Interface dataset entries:
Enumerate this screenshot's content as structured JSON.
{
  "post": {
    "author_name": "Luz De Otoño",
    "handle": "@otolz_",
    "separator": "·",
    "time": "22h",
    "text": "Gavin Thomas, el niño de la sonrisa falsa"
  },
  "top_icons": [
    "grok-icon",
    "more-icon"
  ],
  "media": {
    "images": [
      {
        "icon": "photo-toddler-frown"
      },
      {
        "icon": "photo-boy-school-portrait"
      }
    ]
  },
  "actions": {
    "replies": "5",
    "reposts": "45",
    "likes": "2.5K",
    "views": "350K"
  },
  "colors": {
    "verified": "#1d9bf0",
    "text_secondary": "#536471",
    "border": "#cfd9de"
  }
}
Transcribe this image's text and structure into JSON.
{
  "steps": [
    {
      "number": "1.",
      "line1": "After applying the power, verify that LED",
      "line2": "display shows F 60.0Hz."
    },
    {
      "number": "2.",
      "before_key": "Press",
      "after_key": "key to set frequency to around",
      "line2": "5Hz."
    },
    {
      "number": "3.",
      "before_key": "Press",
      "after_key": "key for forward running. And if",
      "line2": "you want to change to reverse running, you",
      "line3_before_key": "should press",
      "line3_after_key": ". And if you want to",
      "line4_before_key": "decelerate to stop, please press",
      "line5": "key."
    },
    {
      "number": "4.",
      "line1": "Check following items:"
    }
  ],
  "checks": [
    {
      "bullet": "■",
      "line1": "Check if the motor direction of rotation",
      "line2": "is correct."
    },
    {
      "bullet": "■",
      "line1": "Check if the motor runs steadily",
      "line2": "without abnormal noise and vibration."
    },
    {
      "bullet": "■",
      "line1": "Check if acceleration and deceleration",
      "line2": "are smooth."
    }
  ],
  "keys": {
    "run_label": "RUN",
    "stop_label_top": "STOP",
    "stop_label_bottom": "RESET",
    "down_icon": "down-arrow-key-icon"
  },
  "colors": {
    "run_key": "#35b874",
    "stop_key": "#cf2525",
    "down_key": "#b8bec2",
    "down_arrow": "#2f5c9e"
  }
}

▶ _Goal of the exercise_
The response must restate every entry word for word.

▶ _Solution for this task_
Enumerate this screenshot's content as structured JSON.
{
  "post": {
    "author_name": "Luz De Otoño",
    "handle": "@otolz_",
    "separator": "·",
    "time": "22h",
    "text": "Gavin Thomas, el niño de la sonrisa falsa"
  },
  "top_icons": [
    "grok-icon",
    "more-icon"
  ],
  "media": {
    "images": [
      {
        "icon": "photo-toddler-frown"
      },
      {
        "icon": "photo-boy-school-portrait"
      }
    ]
  },
  "actions": {
    "replies": "5",
    "reposts": "45",
    "likes": "2.5K",
    "views": "350K"
  },
  "colors": {
    "verified": "#1d9bf0",
    "text_secondary": "#536471",
    "border": "#cfd9de"
  }
}
Transcribe this image's text and structure into JSON.
{
  "steps": [
    {
      "number": "1.",
      "line1": "After applying the power, verify that LED",
      "line2": "display shows F 60.0Hz."
    },
    {
      "number": "2.",
      "before_key": "Press",
      "after_key": "key to set frequency to around",
      "line2": "5Hz."
    },
    {
      "number": "3.",
      "before_key": "Press",
      "after_key": "key for forward running. And if",
      "line2": "you want to change to reverse running, you",
      "line3_before_key": "should press",
      "line3_after_key": ". And if you want to",
      "line4_before_key": "decelerate to stop, please press",
      "line5": "key."
    },
    {
      "number": "4.",
      "line1": "Check following items:"
    }
  ],
  "checks": [
    {
      "bullet": "■",
      "line1": "Check if the motor direction of rotation",
      "line2": "is correct."
    },
    {
      "bullet": "■",
      "line1": "Check if the motor runs steadily",
      "line2": "without abnormal noise and vibration."
    },
    {
      "bullet": "■",
      "line1": "Check if acceleration and deceleration",
      "line2": "are smooth."
    }
  ],
  "keys": {
    "run_label": "RUN",
    "stop_label_top": "STOP",
    "stop_label_bottom": "RESET",
    "down_icon": "down-arrow-key-icon"
  },
  "colors": {
    "run_key": "#35b874",
    "stop_key": "#cf2525",
    "down_key": "#b8bec2",
    "down_arrow": "#2f5c9e"
  }
}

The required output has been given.